“[Shapiro] has a remarkable and unique talent to see three or four things and connect the dots,” explained Hering. In grossly oversimplified terms, Shapiro devised a way to provide fresh islet cells rather than frozen ones, which was the norm, and thought of a different anti-rejection drug regime, since the existing one all too often killed many of the islet cells.
Convinced this approach could work, Shapiro embarked on his directorship in September 1998, started a living liver transplant program and a pancreatic transplant program, and set about testing his approach.
With the U of A’s Jonathan Lakey in charge of islet cell manufacturing, and Shapiro managing patients and the protocol together with endocrinologist Eddie Ryan, they were ready. Ethics approval in hand, Shapiro performed the first human islet transplant on a northern Alberta teacher, Byron Best, on March 11, 1999.
“His insulin production was immediate, but the number of cells he received was only about half of what he needed. We gave him a second transplant early on to see if we could get him off insulin. That became the routine approach and we did seven more patients the same way,” said Shapiro.
“The data were spectacular. Every single one of those early patients was off insulin.”
They gave their presentation, the results were published to much fanfare, and a much bigger clinical trial was published six years later to help ensure the Edmonton Protocol became a gold standard.
Today, 626 patients have been treated using the Edmonton Protocol, and the U of A runs the world’s largest clinic.
The push for a cure
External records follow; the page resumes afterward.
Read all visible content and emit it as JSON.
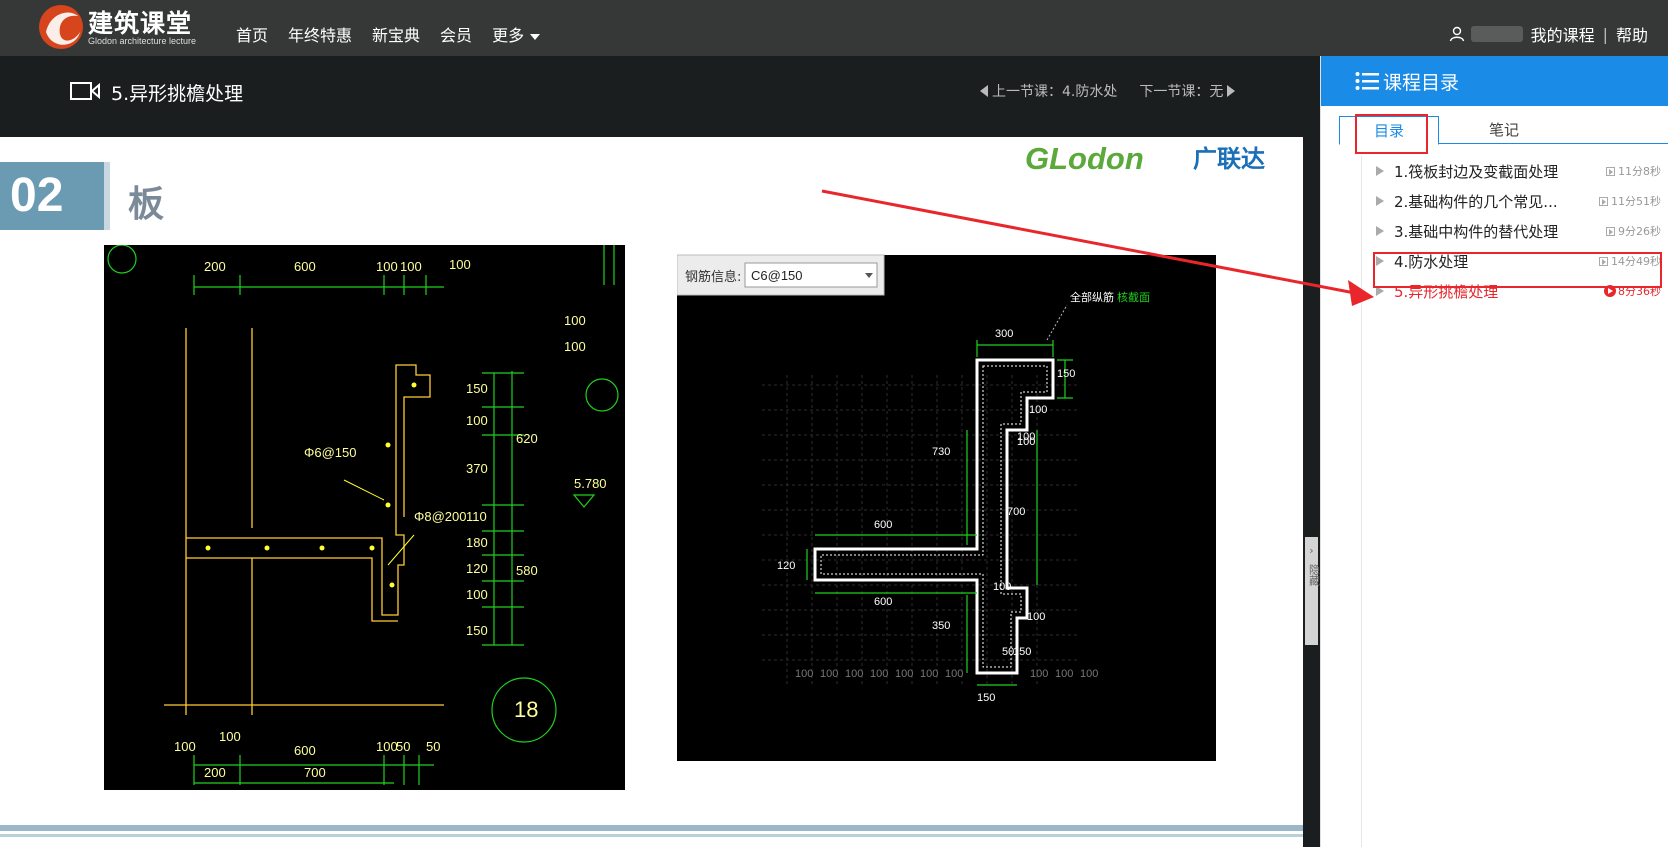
{
  "site": {
    "logo_cn": "建筑课堂",
    "logo_en": "Glodon architecture lecture",
    "nav": [
      "首页",
      "年终特惠",
      "新宝典",
      "会员",
      "更多"
    ],
    "my_courses": "我的课程",
    "separator": "|",
    "help": "帮助"
  },
  "lesson": {
    "title": "5.异形挑檐处理",
    "prev": "上一节课：4.防水处",
    "next": "下一节课：无"
  },
  "slide": {
    "number": "02",
    "title": "板",
    "brand_en": "GLodon",
    "brand_cn": "广联达",
    "side_tab": "隐藏"
  },
  "cad_left": {
    "dims_top": [
      "200",
      "600",
      "100",
      "100",
      "100"
    ],
    "dims_bottom_row1": [
      "100",
      "100",
      "600",
      "100",
      "50",
      "50"
    ],
    "dims_bottom_row2": [
      "200",
      "700"
    ],
    "dims_right": [
      "150",
      "100",
      "370",
      "110",
      "180",
      "120",
      "100",
      "150"
    ],
    "dims_right_total": [
      "620",
      "580"
    ],
    "rebar1": "Φ6@150",
    "rebar2": "Φ8@200",
    "elevation": "5.780",
    "detail_no": "18",
    "edge_dims": [
      "100",
      "100"
    ]
  },
  "cad_right": {
    "rebar_label": "钢筋信息:",
    "rebar_value": "C6@150",
    "legend_1": "全部纵筋",
    "legend_2": "核截面",
    "dims": [
      "300",
      "150",
      "100",
      "100",
      "730",
      "100",
      "700",
      "600",
      "120",
      "600",
      "100",
      "100",
      "350",
      "50",
      "150",
      "150"
    ],
    "grid_labels": [
      "100",
      "100",
      "100",
      "100",
      "100",
      "100",
      "100",
      "100",
      "100",
      "100"
    ]
  },
  "sidebar": {
    "header": "课程目录",
    "tabs": [
      "目录",
      "笔记"
    ],
    "items": [
      {
        "name": "1.筏板封边及变截面处理",
        "duration": "11分8秒",
        "active": false
      },
      {
        "name": "2.基础构件的几个常见...",
        "duration": "11分51秒",
        "active": false
      },
      {
        "name": "3.基础中构件的替代处理",
        "duration": "9分26秒",
        "active": false
      },
      {
        "name": "4.防水处理",
        "duration": "14分49秒",
        "active": false
      },
      {
        "name": "5.异形挑檐处理",
        "duration": "8分36秒",
        "active": true
      }
    ]
  },
  "colors": {
    "topbar": "#363838",
    "lessonbar": "#1b1e1e",
    "sidebar_header": "#1a8be6",
    "highlight": "#e8262c",
    "cad_green": "#1fd11f",
    "cad_yellow": "#ffff33"
  }
}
“It’s been very a humbling and honouring process,” said Shapiro about the work contributing to his lifetime award—though at just 55, he doesn’t feel he’s anywhere near to career completion.
“I’ve had unique opportunities and I feel lucky. I did do a lot of things wrong. Maybe that’s why I eventually did it right,” he said, adding that if he had not spent day and night that year of his first thesis trying to impress his mentor, John Farndon, with results that ultimately did not pan out in the rats, he doesn’t think he would be here today.
“I have to attribute a lot of my early success and perseverance to the late John Farndon. His enthusiasm and determination for me to do well was infectious.”
Shapiro added that most researchers today would not be able to conduct research the way he did. “Honestly, I was pretty naive as a new staff member, and I flew low under the radar.”
Today, he’s hard at work on more than 15 active clinical trials for diabetes cell transplant, placing much hope in stem cell technology. And while patients tend to mistakenly label the Edmonton Protocol as a cure for diabetes, his passion to find a true cure, one in which patients aren’t dependent on anti-rejection drugs, continues to fuel him.
Pinned on his office wall is a hand-drawn picture of a patient in a bed, a wastepaper basket full of syringes, and a doctor with his back turned, staring out the hospital window. It was a gift from an 11-year-old Fort McMurray islet cell transplant patient.
“He drew it of me looking out the window at a time when there is a cure for Type 1 diabetes. It helps me realize that until we have a really robust cure for patients like him, we haven’t done our job.”